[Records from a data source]
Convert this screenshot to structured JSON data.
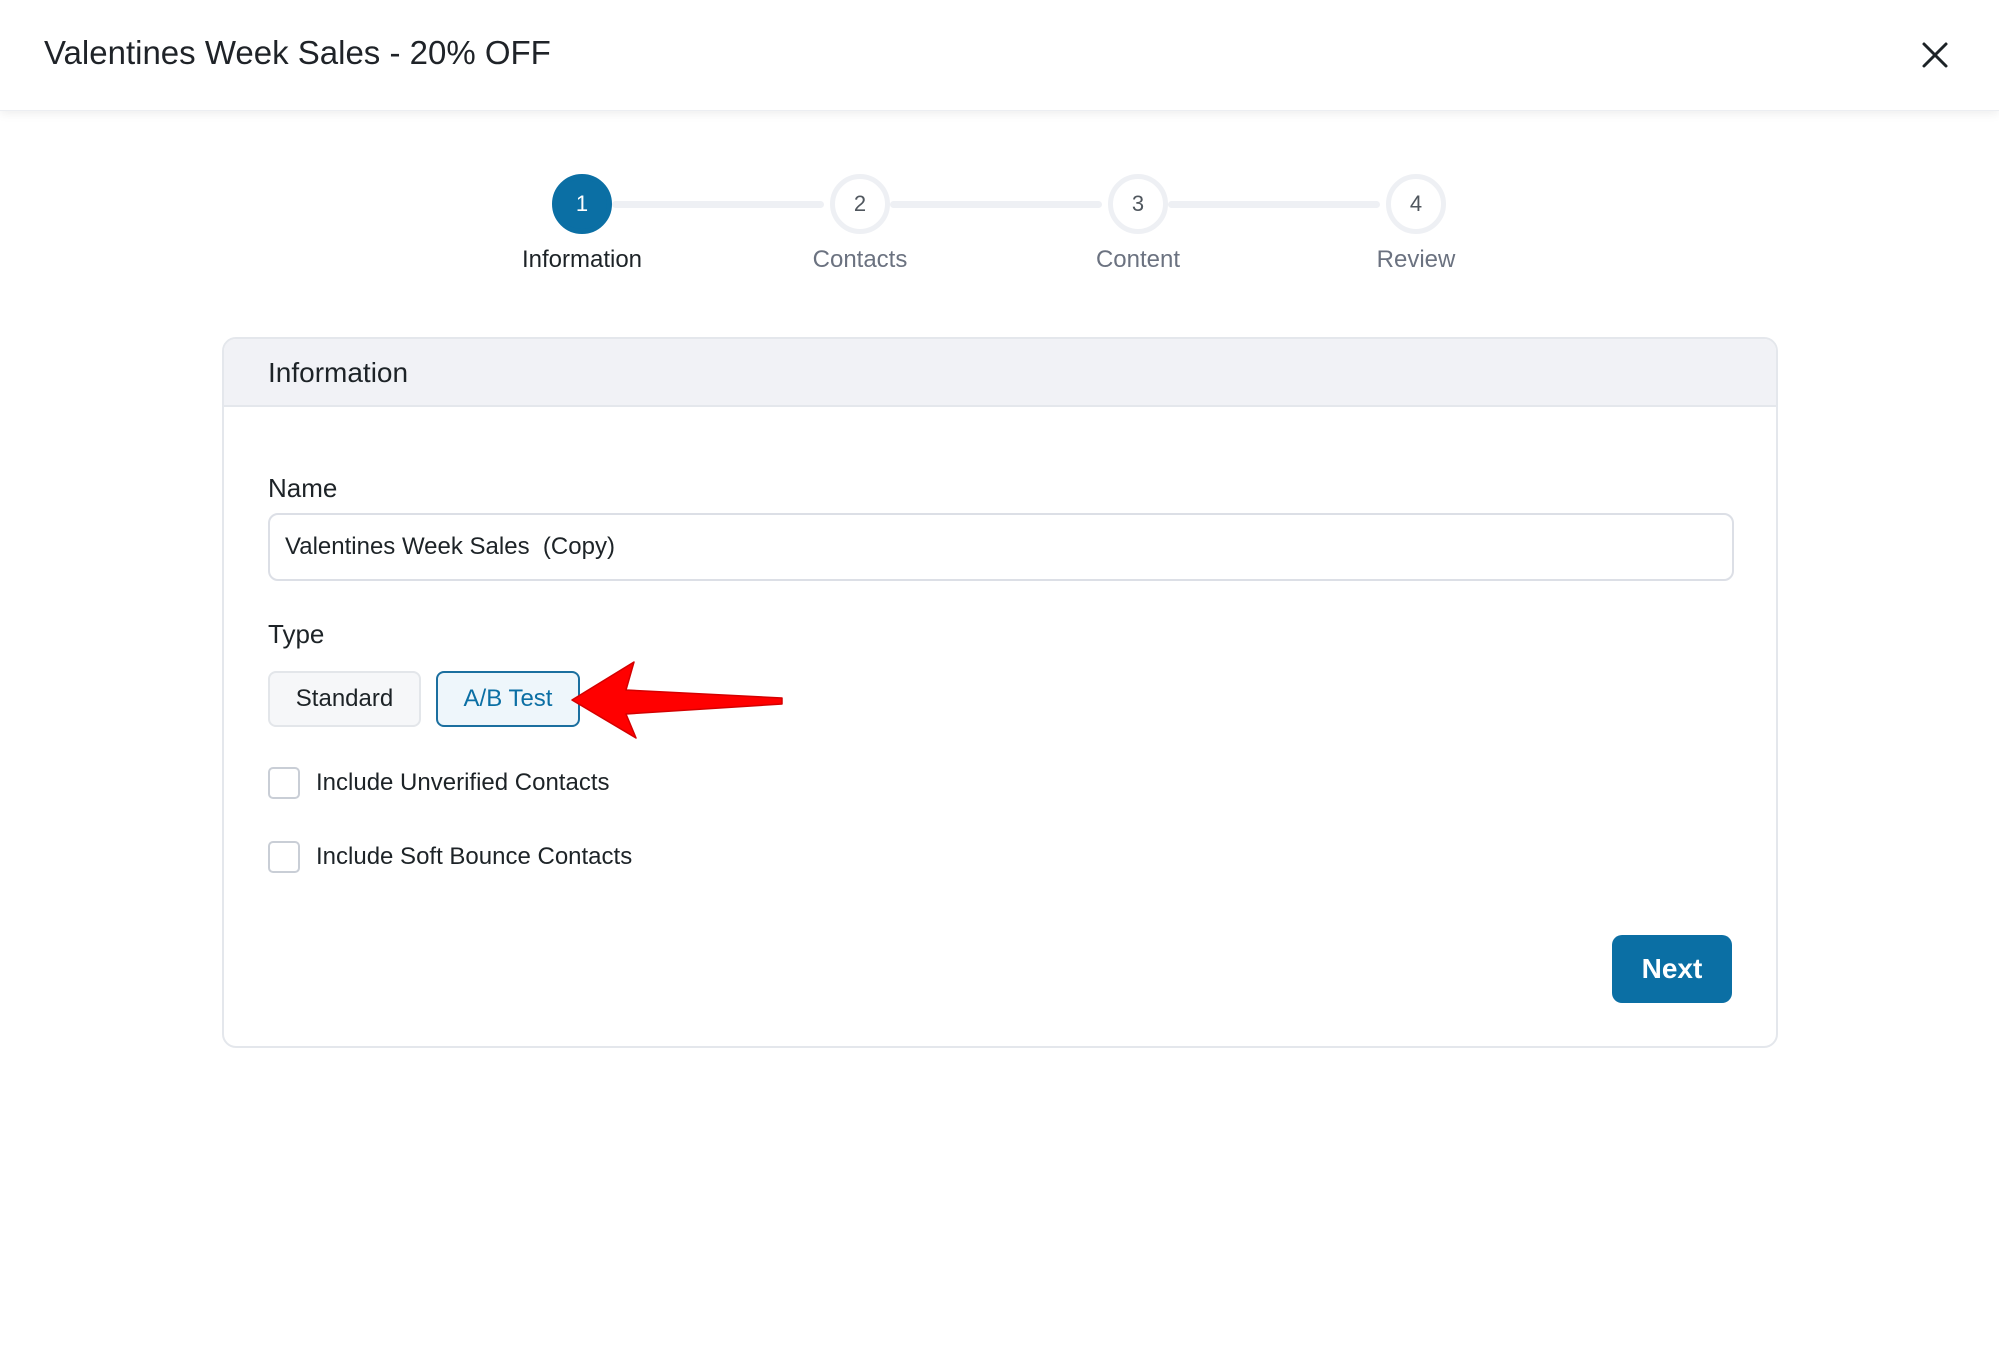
{
  "header": {
    "title": "Valentines Week Sales - 20% OFF",
    "close_icon": "close-icon"
  },
  "stepper": {
    "steps": [
      {
        "number": "1",
        "label": "Information",
        "active": true
      },
      {
        "number": "2",
        "label": "Contacts",
        "active": false
      },
      {
        "number": "3",
        "label": "Content",
        "active": false
      },
      {
        "number": "4",
        "label": "Review",
        "active": false
      }
    ]
  },
  "card": {
    "header": "Information",
    "name_label": "Name",
    "name_value": "Valentines Week Sales  (Copy)",
    "type_label": "Type",
    "type_options": [
      "Standard",
      "A/B Test"
    ],
    "type_selected": "A/B Test",
    "checkboxes": [
      {
        "label": "Include Unverified Contacts",
        "checked": false
      },
      {
        "label": "Include Soft Bounce Contacts",
        "checked": false
      }
    ],
    "next_label": "Next"
  },
  "annotation": {
    "arrow_icon": "red-arrow-icon"
  },
  "colors": {
    "accent": "#0b6fa4",
    "arrow": "#ff0000"
  }
}
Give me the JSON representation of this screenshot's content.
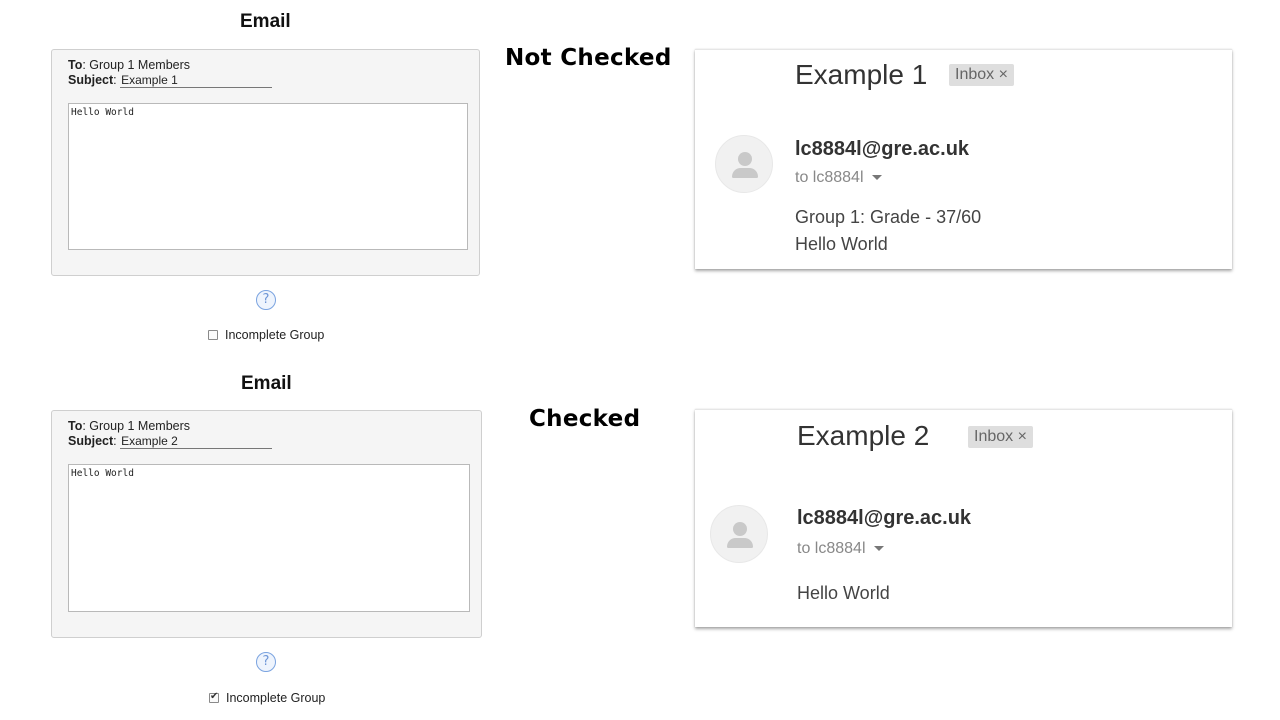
{
  "examples": [
    {
      "compose": {
        "title": "Email",
        "to_label": "To",
        "to_value": ": Group 1 Members",
        "subject_label": "Subject",
        "subject_colon": ":",
        "subject_value": "Example 1",
        "body": "Hello World",
        "help_icon": "?",
        "checkbox_label": "Incomplete Group",
        "checkbox_checked": false
      },
      "state_label": "Not Checked",
      "result": {
        "subject": "Example 1",
        "chip": "Inbox ×",
        "sender": "lc8884l@gre.ac.uk",
        "to": "to lc8884l",
        "body_lines": [
          "Group 1: Grade - 37/60",
          "Hello World"
        ]
      }
    },
    {
      "compose": {
        "title": "Email",
        "to_label": "To",
        "to_value": ": Group 1 Members",
        "subject_label": "Subject",
        "subject_colon": ":",
        "subject_value": "Example 2",
        "body": "Hello World",
        "help_icon": "?",
        "checkbox_label": "Incomplete Group",
        "checkbox_checked": true
      },
      "state_label": "Checked",
      "result": {
        "subject": "Example 2",
        "chip": "Inbox ×",
        "sender": "lc8884l@gre.ac.uk",
        "to": "to lc8884l",
        "body_lines": [
          "Hello World"
        ]
      }
    }
  ],
  "icons": {
    "help": "question-mark-circle-icon",
    "avatar": "default-avatar-icon",
    "caret": "caret-down-icon",
    "checkbox": "checkbox-icon"
  },
  "colors": {
    "help_icon": "#6d95d6",
    "panel_bg": "#f5f5f5",
    "chip_bg": "#dedede"
  }
}
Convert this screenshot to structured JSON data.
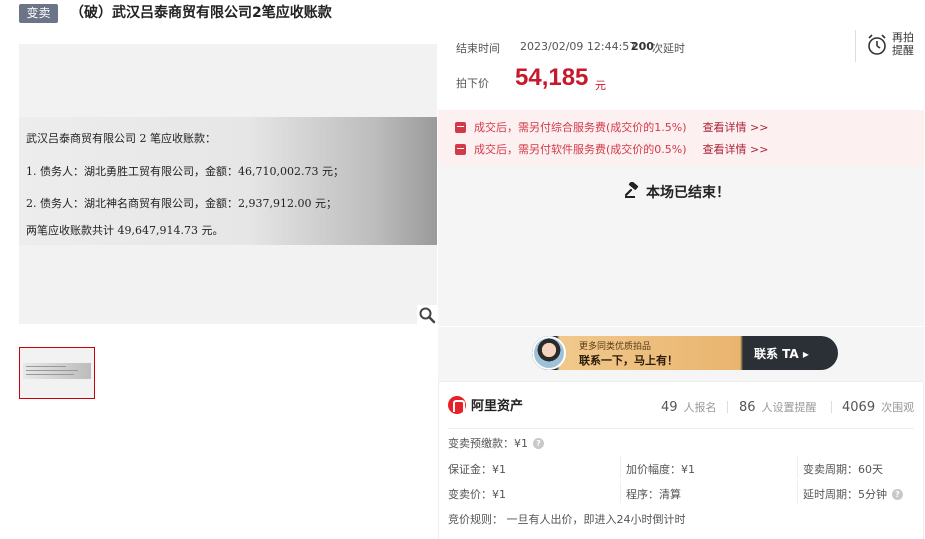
{
  "header": {
    "badge": "变卖",
    "title": "（破）武汉吕泰商贸有限公司2笔应收账款"
  },
  "gallery": {
    "photo_lines": [
      "武汉吕泰商贸有限公司 2 笔应收账款：",
      "1. 债务人：湖北勇胜工贸有限公司，金额：46,710,002.73 元；",
      "2. 债务人：湖北神名商贸有限公司，金额：2,937,912.00 元；",
      "两笔应收账款共计 49,647,914.73 元。"
    ],
    "zoom_icon": "magnifier-icon"
  },
  "auction": {
    "end_label": "结束时间",
    "end_time": "2023/02/09 12:44:57",
    "delay_count": "200",
    "delay_label": "次延时",
    "remind_label": "再拍提醒",
    "price_label": "拍下价",
    "price": "54,185",
    "price_unit": "元",
    "accent_color": "#c7192d"
  },
  "fees": [
    {
      "text": "成交后，需另付综合服务费(成交价的1.5%)",
      "link": "查看详情 >>"
    },
    {
      "text": "成交后，需另付软件服务费(成交价的0.5%)",
      "link": "查看详情 >>"
    }
  ],
  "status": {
    "text": "本场已结束！"
  },
  "contact": {
    "sub": "更多同类优质拍品",
    "main": "联系一下，马上有！",
    "button": "联系 TA ▸"
  },
  "info": {
    "brand": "阿里资产",
    "stats": [
      {
        "num": "49",
        "label": "人报名"
      },
      {
        "num": "86",
        "label": "人设置提醒"
      },
      {
        "num": "4069",
        "label": "次围观"
      }
    ],
    "deposit_pre": "变卖预缴款：¥1",
    "margin": "保证金：¥1",
    "increment": "加价幅度：¥1",
    "period": "变卖周期：60天",
    "price": "变卖价：¥1",
    "procedure": "程序：清算",
    "delay_period": "延时周期：5分钟",
    "rule": "竞价规则：  一旦有人出价，即进入24小时倒计时",
    "help_glyph": "?"
  }
}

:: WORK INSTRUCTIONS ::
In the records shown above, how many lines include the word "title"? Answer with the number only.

:: PROBLEM SOLUTION ::
4